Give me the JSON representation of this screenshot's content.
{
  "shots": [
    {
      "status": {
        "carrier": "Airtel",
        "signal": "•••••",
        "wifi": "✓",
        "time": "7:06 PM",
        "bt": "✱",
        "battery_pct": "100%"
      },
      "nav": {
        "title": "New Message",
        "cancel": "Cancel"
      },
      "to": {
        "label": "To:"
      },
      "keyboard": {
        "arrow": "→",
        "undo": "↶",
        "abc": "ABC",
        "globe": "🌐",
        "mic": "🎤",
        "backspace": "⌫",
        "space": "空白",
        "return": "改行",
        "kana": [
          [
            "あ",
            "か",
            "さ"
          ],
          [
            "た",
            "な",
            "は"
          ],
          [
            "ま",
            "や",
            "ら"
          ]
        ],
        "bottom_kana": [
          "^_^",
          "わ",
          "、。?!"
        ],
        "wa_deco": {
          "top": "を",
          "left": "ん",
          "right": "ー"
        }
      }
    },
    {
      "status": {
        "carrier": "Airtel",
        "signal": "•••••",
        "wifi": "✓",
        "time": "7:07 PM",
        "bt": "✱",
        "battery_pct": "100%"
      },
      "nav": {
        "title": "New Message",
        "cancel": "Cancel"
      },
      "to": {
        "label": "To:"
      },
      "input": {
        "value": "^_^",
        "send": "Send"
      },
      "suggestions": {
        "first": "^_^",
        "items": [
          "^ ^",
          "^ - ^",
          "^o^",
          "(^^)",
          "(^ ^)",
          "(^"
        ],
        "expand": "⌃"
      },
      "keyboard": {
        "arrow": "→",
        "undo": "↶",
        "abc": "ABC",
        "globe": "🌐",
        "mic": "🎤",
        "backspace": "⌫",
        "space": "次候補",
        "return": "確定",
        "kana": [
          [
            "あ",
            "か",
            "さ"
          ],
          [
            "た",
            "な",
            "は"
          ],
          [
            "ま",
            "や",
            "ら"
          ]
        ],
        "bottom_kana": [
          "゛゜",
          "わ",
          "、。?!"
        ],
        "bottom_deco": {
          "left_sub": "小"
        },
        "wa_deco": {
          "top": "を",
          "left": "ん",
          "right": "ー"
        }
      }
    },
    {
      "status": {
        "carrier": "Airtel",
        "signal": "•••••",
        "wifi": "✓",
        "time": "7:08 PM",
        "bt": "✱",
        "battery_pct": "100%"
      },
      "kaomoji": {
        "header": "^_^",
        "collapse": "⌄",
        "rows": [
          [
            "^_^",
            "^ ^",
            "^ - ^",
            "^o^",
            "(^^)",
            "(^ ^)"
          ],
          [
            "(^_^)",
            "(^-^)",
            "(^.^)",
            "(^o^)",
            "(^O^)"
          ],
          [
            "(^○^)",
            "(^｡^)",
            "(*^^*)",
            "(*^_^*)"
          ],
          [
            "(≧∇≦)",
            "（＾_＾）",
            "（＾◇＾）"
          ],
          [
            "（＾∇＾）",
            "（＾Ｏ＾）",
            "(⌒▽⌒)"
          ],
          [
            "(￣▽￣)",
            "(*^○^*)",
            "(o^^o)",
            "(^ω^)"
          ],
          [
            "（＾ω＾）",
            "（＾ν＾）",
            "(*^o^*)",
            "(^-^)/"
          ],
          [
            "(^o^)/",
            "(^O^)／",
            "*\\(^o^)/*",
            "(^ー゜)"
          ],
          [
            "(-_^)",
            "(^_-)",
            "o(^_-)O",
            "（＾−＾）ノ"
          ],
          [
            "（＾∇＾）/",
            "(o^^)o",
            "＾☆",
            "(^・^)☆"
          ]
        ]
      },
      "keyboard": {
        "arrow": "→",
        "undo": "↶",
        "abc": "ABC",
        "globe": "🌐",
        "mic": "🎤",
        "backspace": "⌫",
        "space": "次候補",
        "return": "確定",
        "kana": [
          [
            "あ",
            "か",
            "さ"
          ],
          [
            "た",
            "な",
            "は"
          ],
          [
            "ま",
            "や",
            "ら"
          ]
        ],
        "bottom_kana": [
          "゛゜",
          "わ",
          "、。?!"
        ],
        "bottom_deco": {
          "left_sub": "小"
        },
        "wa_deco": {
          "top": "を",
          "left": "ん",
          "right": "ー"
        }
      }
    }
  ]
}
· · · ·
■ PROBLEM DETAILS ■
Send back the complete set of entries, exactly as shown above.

■ YOUR RESPONSE ■
Give me the JSON representation of this screenshot's content.
{
  "shots": [
    {
      "status": {
        "carrier": "Airtel",
        "signal": "•••••",
        "wifi": "✓",
        "time": "7:06 PM",
        "bt": "✱",
        "battery_pct": "100%"
      },
      "nav": {
        "title": "New Message",
        "cancel": "Cancel"
      },
      "to": {
        "label": "To:"
      },
      "keyboard": {
        "arrow": "→",
        "undo": "↶",
        "abc": "ABC",
        "globe": "🌐",
        "mic": "🎤",
        "backspace": "⌫",
        "space": "空白",
        "return": "改行",
        "kana": [
          [
            "あ",
            "か",
            "さ"
          ],
          [
            "た",
            "な",
            "は"
          ],
          [
            "ま",
            "や",
            "ら"
          ]
        ],
        "bottom_kana": [
          "^_^",
          "わ",
          "、。?!"
        ],
        "wa_deco": {
          "top": "を",
          "left": "ん",
          "right": "ー"
        }
      }
    },
    {
      "status": {
        "carrier": "Airtel",
        "signal": "•••••",
        "wifi": "✓",
        "time": "7:07 PM",
        "bt": "✱",
        "battery_pct": "100%"
      },
      "nav": {
        "title": "New Message",
        "cancel": "Cancel"
      },
      "to": {
        "label": "To:"
      },
      "input": {
        "value": "^_^",
        "send": "Send"
      },
      "suggestions": {
        "first": "^_^",
        "items": [
          "^ ^",
          "^ - ^",
          "^o^",
          "(^^)",
          "(^ ^)",
          "(^"
        ],
        "expand": "⌃"
      },
      "keyboard": {
        "arrow": "→",
        "undo": "↶",
        "abc": "ABC",
        "globe": "🌐",
        "mic": "🎤",
        "backspace": "⌫",
        "space": "次候補",
        "return": "確定",
        "kana": [
          [
            "あ",
            "か",
            "さ"
          ],
          [
            "た",
            "な",
            "は"
          ],
          [
            "ま",
            "や",
            "ら"
          ]
        ],
        "bottom_kana": [
          "゛゜",
          "わ",
          "、。?!"
        ],
        "bottom_deco": {
          "left_sub": "小"
        },
        "wa_deco": {
          "top": "を",
          "left": "ん",
          "right": "ー"
        }
      }
    },
    {
      "status": {
        "carrier": "Airtel",
        "signal": "•••••",
        "wifi": "✓",
        "time": "7:08 PM",
        "bt": "✱",
        "battery_pct": "100%"
      },
      "kaomoji": {
        "header": "^_^",
        "collapse": "⌄",
        "rows": [
          [
            "^_^",
            "^ ^",
            "^ - ^",
            "^o^",
            "(^^)",
            "(^ ^)"
          ],
          [
            "(^_^)",
            "(^-^)",
            "(^.^)",
            "(^o^)",
            "(^O^)"
          ],
          [
            "(^○^)",
            "(^｡^)",
            "(*^^*)",
            "(*^_^*)"
          ],
          [
            "(≧∇≦)",
            "（＾_＾）",
            "（＾◇＾）"
          ],
          [
            "（＾∇＾）",
            "（＾Ｏ＾）",
            "(⌒▽⌒)"
          ],
          [
            "(￣▽￣)",
            "(*^○^*)",
            "(o^^o)",
            "(^ω^)"
          ],
          [
            "（＾ω＾）",
            "（＾ν＾）",
            "(*^o^*)",
            "(^-^)/"
          ],
          [
            "(^o^)/",
            "(^O^)／",
            "*\\(^o^)/*",
            "(^ー゜)"
          ],
          [
            "(-_^)",
            "(^_-)",
            "o(^_-)O",
            "（＾−＾）ノ"
          ],
          [
            "（＾∇＾）/",
            "(o^^)o",
            "＾☆",
            "(^・^)☆"
          ]
        ]
      },
      "keyboard": {
        "arrow": "→",
        "undo": "↶",
        "abc": "ABC",
        "globe": "🌐",
        "mic": "🎤",
        "backspace": "⌫",
        "space": "次候補",
        "return": "確定",
        "kana": [
          [
            "あ",
            "か",
            "さ"
          ],
          [
            "た",
            "な",
            "は"
          ],
          [
            "ま",
            "や",
            "ら"
          ]
        ],
        "bottom_kana": [
          "゛゜",
          "わ",
          "、。?!"
        ],
        "bottom_deco": {
          "left_sub": "小"
        },
        "wa_deco": {
          "top": "を",
          "left": "ん",
          "right": "ー"
        }
      }
    }
  ]
}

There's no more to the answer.